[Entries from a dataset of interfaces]
* * *

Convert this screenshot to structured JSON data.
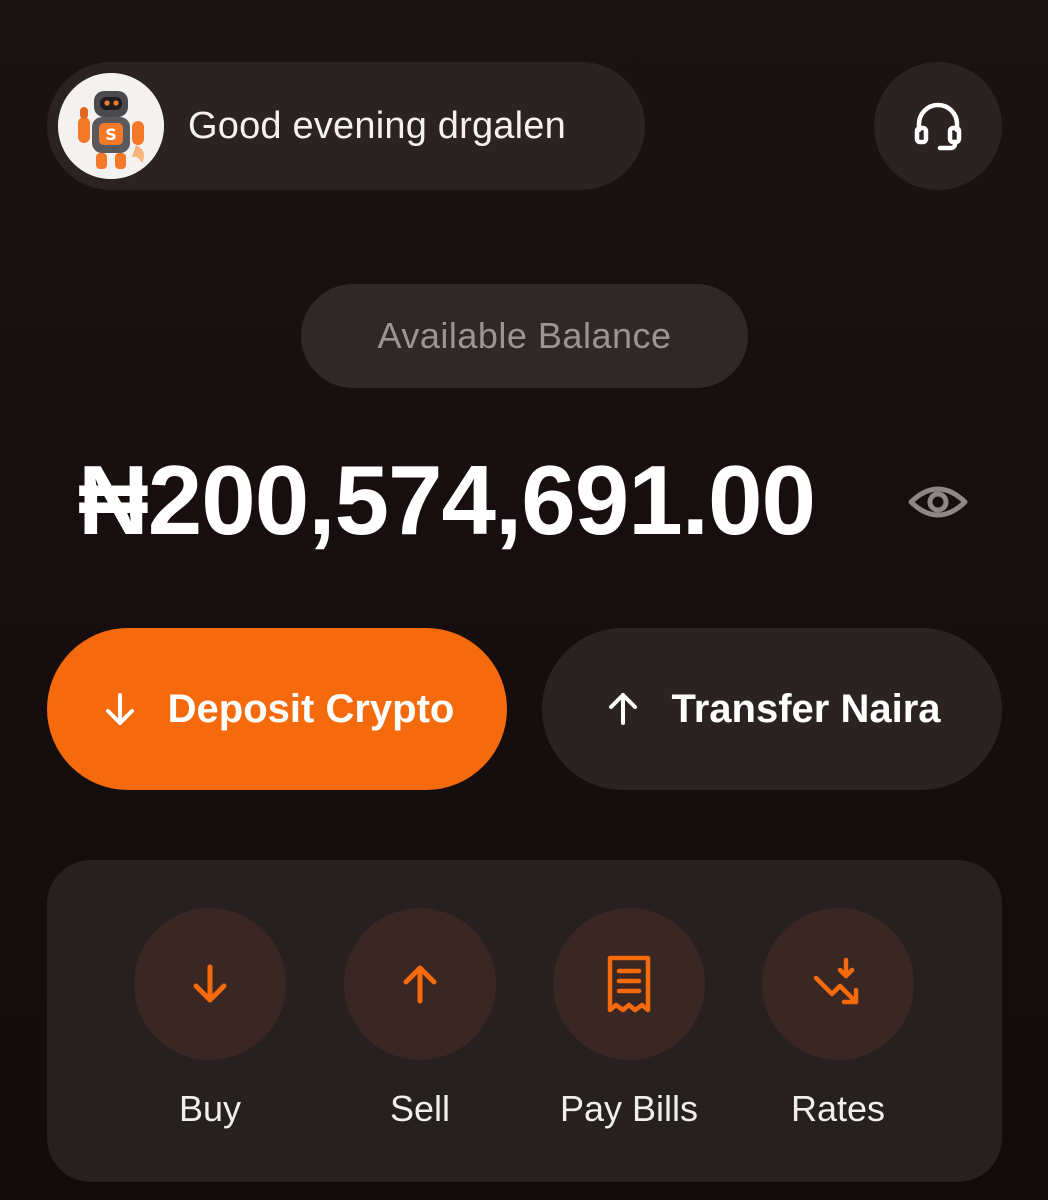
{
  "header": {
    "greeting": "Good evening drgalen",
    "avatar_icon": "robot-mascot-icon",
    "support_icon": "headset-icon"
  },
  "balance": {
    "label": "Available Balance",
    "amount": "₦200,574,691.00",
    "visibility_icon": "eye-icon"
  },
  "actions": {
    "deposit_label": "Deposit Crypto",
    "deposit_icon": "arrow-down-icon",
    "transfer_label": "Transfer Naira",
    "transfer_icon": "arrow-up-icon"
  },
  "quick_actions": [
    {
      "label": "Buy",
      "icon": "arrow-down-icon"
    },
    {
      "label": "Sell",
      "icon": "arrow-up-icon"
    },
    {
      "label": "Pay Bills",
      "icon": "receipt-icon"
    },
    {
      "label": "Rates",
      "icon": "trend-down-icon"
    }
  ],
  "colors": {
    "accent": "#f46a0d",
    "background": "#170f0f",
    "surface": "#2a2322",
    "icon_circle": "#3a2622"
  }
}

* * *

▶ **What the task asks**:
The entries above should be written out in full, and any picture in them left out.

▶ **Task response**:
Convert this screenshot to structured JSON data.
{
  "header": {
    "greeting": "Good evening drgalen",
    "avatar_icon": "robot-mascot-icon",
    "support_icon": "headset-icon"
  },
  "balance": {
    "label": "Available Balance",
    "amount": "₦200,574,691.00",
    "visibility_icon": "eye-icon"
  },
  "actions": {
    "deposit_label": "Deposit Crypto",
    "deposit_icon": "arrow-down-icon",
    "transfer_label": "Transfer Naira",
    "transfer_icon": "arrow-up-icon"
  },
  "quick_actions": [
    {
      "label": "Buy",
      "icon": "arrow-down-icon"
    },
    {
      "label": "Sell",
      "icon": "arrow-up-icon"
    },
    {
      "label": "Pay Bills",
      "icon": "receipt-icon"
    },
    {
      "label": "Rates",
      "icon": "trend-down-icon"
    }
  ],
  "colors": {
    "accent": "#f46a0d",
    "background": "#170f0f",
    "surface": "#2a2322",
    "icon_circle": "#3a2622"
  }
}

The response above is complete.